Stored items from a collection:
»»

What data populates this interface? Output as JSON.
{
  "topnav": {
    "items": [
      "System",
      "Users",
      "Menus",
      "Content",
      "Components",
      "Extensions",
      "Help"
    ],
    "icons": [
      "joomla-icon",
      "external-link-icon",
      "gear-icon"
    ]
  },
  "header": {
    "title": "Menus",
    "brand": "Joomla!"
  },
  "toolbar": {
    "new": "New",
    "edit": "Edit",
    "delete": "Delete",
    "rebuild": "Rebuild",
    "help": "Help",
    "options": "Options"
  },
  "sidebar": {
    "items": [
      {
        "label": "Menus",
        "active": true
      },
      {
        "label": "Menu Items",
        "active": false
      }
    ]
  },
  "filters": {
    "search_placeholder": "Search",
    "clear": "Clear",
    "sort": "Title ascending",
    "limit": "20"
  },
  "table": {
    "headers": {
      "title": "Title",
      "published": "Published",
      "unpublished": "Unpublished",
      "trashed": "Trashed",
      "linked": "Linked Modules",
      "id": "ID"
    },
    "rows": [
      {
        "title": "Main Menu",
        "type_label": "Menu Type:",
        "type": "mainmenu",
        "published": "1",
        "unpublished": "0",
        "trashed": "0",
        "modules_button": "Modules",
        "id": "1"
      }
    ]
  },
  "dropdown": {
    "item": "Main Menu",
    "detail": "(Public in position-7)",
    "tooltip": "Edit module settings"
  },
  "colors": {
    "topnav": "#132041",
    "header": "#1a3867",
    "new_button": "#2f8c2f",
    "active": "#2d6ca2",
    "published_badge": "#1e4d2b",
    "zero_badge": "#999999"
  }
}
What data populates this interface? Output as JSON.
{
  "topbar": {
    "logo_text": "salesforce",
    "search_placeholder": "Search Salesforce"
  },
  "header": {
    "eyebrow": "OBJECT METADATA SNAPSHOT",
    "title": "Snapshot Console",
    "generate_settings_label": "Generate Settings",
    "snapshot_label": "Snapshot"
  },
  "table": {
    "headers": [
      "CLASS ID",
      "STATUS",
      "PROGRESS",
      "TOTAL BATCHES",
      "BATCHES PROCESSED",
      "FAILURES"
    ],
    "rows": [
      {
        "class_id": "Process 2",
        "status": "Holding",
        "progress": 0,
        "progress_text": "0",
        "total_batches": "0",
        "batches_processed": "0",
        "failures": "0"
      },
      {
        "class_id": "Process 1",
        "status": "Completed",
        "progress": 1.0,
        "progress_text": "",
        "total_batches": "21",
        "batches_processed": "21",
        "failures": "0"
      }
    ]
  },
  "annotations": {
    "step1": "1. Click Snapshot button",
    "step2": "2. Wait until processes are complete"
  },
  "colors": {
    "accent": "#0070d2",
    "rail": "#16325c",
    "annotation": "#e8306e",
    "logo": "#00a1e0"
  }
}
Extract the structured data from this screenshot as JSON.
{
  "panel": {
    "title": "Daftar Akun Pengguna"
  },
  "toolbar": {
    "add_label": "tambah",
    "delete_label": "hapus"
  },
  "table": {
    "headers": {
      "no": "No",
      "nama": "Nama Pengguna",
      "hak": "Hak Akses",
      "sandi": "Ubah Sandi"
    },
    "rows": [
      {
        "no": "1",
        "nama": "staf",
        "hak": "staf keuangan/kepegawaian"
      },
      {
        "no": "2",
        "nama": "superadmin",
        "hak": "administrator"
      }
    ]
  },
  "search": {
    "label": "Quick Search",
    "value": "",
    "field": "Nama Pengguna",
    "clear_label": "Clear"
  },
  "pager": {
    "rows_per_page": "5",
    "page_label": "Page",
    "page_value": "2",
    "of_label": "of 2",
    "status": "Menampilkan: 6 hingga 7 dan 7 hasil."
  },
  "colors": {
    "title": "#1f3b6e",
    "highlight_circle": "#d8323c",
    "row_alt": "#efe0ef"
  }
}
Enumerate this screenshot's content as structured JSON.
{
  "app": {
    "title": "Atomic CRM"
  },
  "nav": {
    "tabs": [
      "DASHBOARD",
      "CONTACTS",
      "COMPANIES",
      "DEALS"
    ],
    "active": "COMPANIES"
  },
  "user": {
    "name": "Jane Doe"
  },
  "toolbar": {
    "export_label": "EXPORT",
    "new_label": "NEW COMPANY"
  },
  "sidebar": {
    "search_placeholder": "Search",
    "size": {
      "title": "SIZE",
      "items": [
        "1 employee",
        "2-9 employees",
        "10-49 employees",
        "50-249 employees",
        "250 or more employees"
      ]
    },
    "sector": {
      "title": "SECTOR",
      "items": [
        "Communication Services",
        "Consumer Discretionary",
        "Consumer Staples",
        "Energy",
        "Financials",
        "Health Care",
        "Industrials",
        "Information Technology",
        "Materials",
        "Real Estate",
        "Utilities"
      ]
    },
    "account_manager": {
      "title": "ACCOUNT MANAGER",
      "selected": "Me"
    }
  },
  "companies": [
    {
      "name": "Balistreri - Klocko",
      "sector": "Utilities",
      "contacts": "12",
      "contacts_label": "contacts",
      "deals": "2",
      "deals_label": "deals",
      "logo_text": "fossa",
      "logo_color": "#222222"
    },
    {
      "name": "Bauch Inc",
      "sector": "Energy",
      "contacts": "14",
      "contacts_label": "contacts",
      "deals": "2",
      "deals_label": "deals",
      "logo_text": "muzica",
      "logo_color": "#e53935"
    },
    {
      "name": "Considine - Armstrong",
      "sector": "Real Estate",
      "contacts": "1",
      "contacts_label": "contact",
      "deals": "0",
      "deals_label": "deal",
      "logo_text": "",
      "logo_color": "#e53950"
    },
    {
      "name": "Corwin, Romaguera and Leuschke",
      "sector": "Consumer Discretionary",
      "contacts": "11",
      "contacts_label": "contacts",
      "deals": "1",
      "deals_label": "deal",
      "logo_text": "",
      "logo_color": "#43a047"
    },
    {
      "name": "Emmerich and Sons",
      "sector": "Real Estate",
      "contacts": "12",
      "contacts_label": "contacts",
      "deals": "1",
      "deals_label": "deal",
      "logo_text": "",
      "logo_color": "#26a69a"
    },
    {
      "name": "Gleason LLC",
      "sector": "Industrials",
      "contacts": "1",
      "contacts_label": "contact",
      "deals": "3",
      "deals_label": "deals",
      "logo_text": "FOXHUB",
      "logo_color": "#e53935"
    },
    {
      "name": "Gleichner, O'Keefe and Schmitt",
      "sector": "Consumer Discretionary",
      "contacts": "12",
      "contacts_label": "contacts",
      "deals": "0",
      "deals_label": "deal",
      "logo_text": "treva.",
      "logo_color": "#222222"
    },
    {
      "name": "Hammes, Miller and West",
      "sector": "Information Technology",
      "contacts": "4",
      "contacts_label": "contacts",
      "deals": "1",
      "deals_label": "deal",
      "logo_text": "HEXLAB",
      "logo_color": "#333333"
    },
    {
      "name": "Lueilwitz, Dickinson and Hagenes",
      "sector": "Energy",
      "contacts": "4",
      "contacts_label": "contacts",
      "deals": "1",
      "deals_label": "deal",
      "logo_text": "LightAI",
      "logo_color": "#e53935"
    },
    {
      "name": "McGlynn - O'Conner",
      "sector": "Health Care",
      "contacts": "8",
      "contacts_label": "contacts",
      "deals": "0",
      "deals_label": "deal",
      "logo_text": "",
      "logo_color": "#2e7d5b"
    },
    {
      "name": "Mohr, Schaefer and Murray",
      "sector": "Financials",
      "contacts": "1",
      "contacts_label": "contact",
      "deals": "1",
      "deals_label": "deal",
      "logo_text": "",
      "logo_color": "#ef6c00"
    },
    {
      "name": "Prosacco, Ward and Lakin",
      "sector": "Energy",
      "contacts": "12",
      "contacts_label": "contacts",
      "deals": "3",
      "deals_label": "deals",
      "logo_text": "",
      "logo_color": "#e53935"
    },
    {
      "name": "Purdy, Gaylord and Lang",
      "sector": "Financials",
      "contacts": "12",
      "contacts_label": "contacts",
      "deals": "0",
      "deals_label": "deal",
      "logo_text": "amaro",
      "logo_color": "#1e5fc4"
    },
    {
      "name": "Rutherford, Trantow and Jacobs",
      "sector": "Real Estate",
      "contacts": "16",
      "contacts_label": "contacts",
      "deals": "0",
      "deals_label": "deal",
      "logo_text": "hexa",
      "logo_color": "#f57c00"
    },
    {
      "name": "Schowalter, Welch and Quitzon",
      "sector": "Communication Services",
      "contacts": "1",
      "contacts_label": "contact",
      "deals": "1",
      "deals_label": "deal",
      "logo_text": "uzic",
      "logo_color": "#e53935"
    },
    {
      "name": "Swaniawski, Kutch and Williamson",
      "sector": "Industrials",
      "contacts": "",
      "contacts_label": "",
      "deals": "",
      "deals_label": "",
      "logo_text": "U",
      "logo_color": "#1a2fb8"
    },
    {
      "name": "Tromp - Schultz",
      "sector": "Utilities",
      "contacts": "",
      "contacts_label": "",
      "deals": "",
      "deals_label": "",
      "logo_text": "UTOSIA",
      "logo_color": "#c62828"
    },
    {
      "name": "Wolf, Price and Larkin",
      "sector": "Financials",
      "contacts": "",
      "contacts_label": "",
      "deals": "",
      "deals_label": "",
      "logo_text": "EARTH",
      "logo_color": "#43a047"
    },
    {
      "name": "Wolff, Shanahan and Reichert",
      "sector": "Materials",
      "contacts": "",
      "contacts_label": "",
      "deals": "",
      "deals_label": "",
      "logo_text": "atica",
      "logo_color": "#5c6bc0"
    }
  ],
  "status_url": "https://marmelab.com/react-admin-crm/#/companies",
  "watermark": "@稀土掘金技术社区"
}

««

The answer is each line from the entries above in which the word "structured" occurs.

* _The answer_
Extract the structured data from this screenshot as JSON.
Enumerate this screenshot's content as structured JSON.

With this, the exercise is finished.